### Assigned task
Line for line, return the data exactly, omitting all pictures.
(Beginning of The input)
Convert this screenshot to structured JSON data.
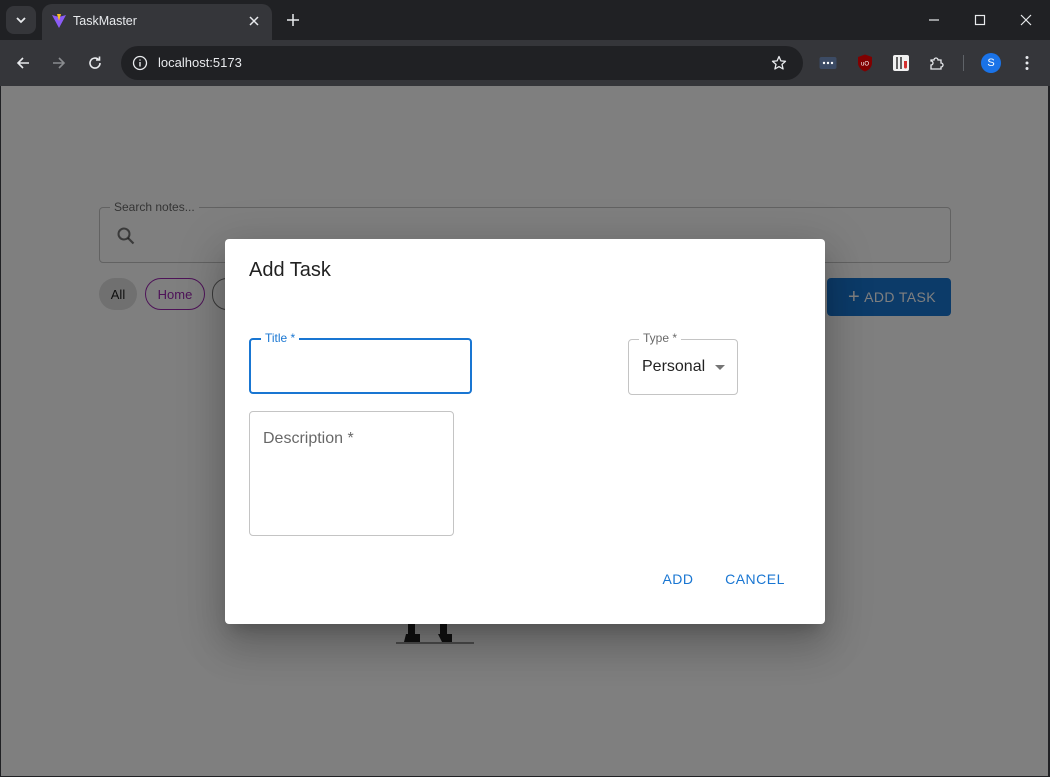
{
  "browser": {
    "tab_title": "TaskMaster",
    "url": "localhost:5173",
    "profile_initial": "S"
  },
  "page": {
    "search_label": "Search notes...",
    "filters": [
      "All",
      "Home",
      ""
    ],
    "add_task_label": "ADD TASK",
    "add_task_icon": "+"
  },
  "dialog": {
    "title": "Add Task",
    "title_field_label": "Title *",
    "title_value": "",
    "type_label": "Type *",
    "type_value": "Personal",
    "description_label": "Description *",
    "add_button": "ADD",
    "cancel_button": "CANCEL"
  },
  "colors": {
    "primary": "#1976d2",
    "home_chip": "#9c27b0"
  }
}
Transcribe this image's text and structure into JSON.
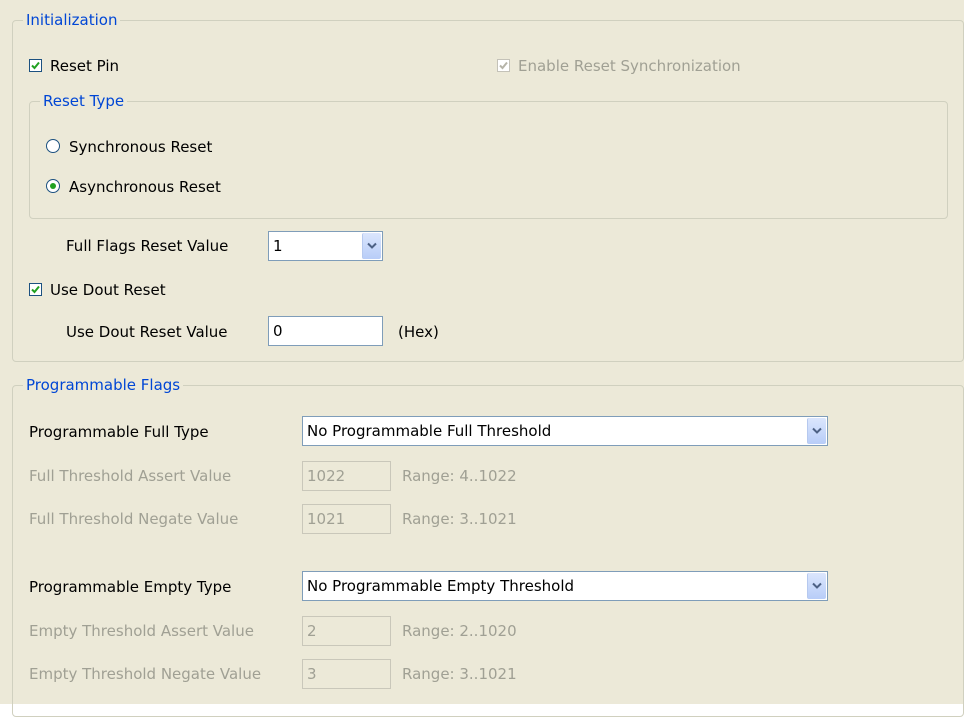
{
  "initialization": {
    "title": "Initialization",
    "reset_pin": {
      "label": "Reset Pin",
      "checked": true
    },
    "enable_reset_sync": {
      "label": "Enable Reset Synchronization",
      "checked": true,
      "disabled": true
    },
    "reset_type": {
      "title": "Reset Type",
      "options": [
        {
          "label": "Synchronous Reset",
          "selected": false
        },
        {
          "label": "Asynchronous Reset",
          "selected": true
        }
      ]
    },
    "full_flags_reset_value": {
      "label": "Full Flags Reset Value",
      "value": "1"
    },
    "use_dout_reset": {
      "label": "Use Dout Reset",
      "checked": true
    },
    "use_dout_reset_value": {
      "label": "Use Dout Reset Value",
      "value": "0",
      "suffix": "(Hex)"
    }
  },
  "programmable_flags": {
    "title": "Programmable Flags",
    "full_type": {
      "label": "Programmable Full Type",
      "value": "No Programmable Full Threshold"
    },
    "full_assert": {
      "label": "Full Threshold Assert Value",
      "value": "1022",
      "range": "Range: 4..1022"
    },
    "full_negate": {
      "label": "Full Threshold Negate Value",
      "value": "1021",
      "range": "Range: 3..1021"
    },
    "empty_type": {
      "label": "Programmable Empty Type",
      "value": "No Programmable Empty Threshold"
    },
    "empty_assert": {
      "label": "Empty Threshold Assert Value",
      "value": "2",
      "range": "Range: 2..1020"
    },
    "empty_negate": {
      "label": "Empty Threshold Negate Value",
      "value": "3",
      "range": "Range: 3..1021"
    }
  },
  "colors": {
    "panel_bg": "#ece9d8",
    "group_title": "#0046d5",
    "disabled_text": "#a0a094",
    "checkmark": "#21a121"
  },
  "icons": [
    "checkbox-checked-icon",
    "radio-selected-icon",
    "radio-unselected-icon",
    "chevron-down-icon"
  ]
}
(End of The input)
### Task solution
Convert this screenshot to structured JSON data.
{
  "browser": {
    "tab_title": "TaskMaster",
    "url": "localhost:5173",
    "profile_initial": "S"
  },
  "page": {
    "search_label": "Search notes...",
    "filters": [
      "All",
      "Home",
      ""
    ],
    "add_task_label": "ADD TASK",
    "add_task_icon": "+"
  },
  "dialog": {
    "title": "Add Task",
    "title_field_label": "Title *",
    "title_value": "",
    "type_label": "Type *",
    "type_value": "Personal",
    "description_label": "Description *",
    "add_button": "ADD",
    "cancel_button": "CANCEL"
  },
  "colors": {
    "primary": "#1976d2",
    "home_chip": "#9c27b0"
  }
}
Transcribe this image's text and structure into JSON.
{
  "initialization": {
    "title": "Initialization",
    "reset_pin": {
      "label": "Reset Pin",
      "checked": true
    },
    "enable_reset_sync": {
      "label": "Enable Reset Synchronization",
      "checked": true,
      "disabled": true
    },
    "reset_type": {
      "title": "Reset Type",
      "options": [
        {
          "label": "Synchronous Reset",
          "selected": false
        },
        {
          "label": "Asynchronous Reset",
          "selected": true
        }
      ]
    },
    "full_flags_reset_value": {
      "label": "Full Flags Reset Value",
      "value": "1"
    },
    "use_dout_reset": {
      "label": "Use Dout Reset",
      "checked": true
    },
    "use_dout_reset_value": {
      "label": "Use Dout Reset Value",
      "value": "0",
      "suffix": "(Hex)"
    }
  },
  "programmable_flags": {
    "title": "Programmable Flags",
    "full_type": {
      "label": "Programmable Full Type",
      "value": "No Programmable Full Threshold"
    },
    "full_assert": {
      "label": "Full Threshold Assert Value",
      "value": "1022",
      "range": "Range: 4..1022"
    },
    "full_negate": {
      "label": "Full Threshold Negate Value",
      "value": "1021",
      "range": "Range: 3..1021"
    },
    "empty_type": {
      "label": "Programmable Empty Type",
      "value": "No Programmable Empty Threshold"
    },
    "empty_assert": {
      "label": "Empty Threshold Assert Value",
      "value": "2",
      "range": "Range: 2..1020"
    },
    "empty_negate": {
      "label": "Empty Threshold Negate Value",
      "value": "3",
      "range": "Range: 3..1021"
    }
  },
  "colors": {
    "panel_bg": "#ece9d8",
    "group_title": "#0046d5",
    "disabled_text": "#a0a094",
    "checkmark": "#21a121"
  },
  "icons": [
    "checkbox-checked-icon",
    "radio-selected-icon",
    "radio-unselected-icon",
    "chevron-down-icon"
  ]
}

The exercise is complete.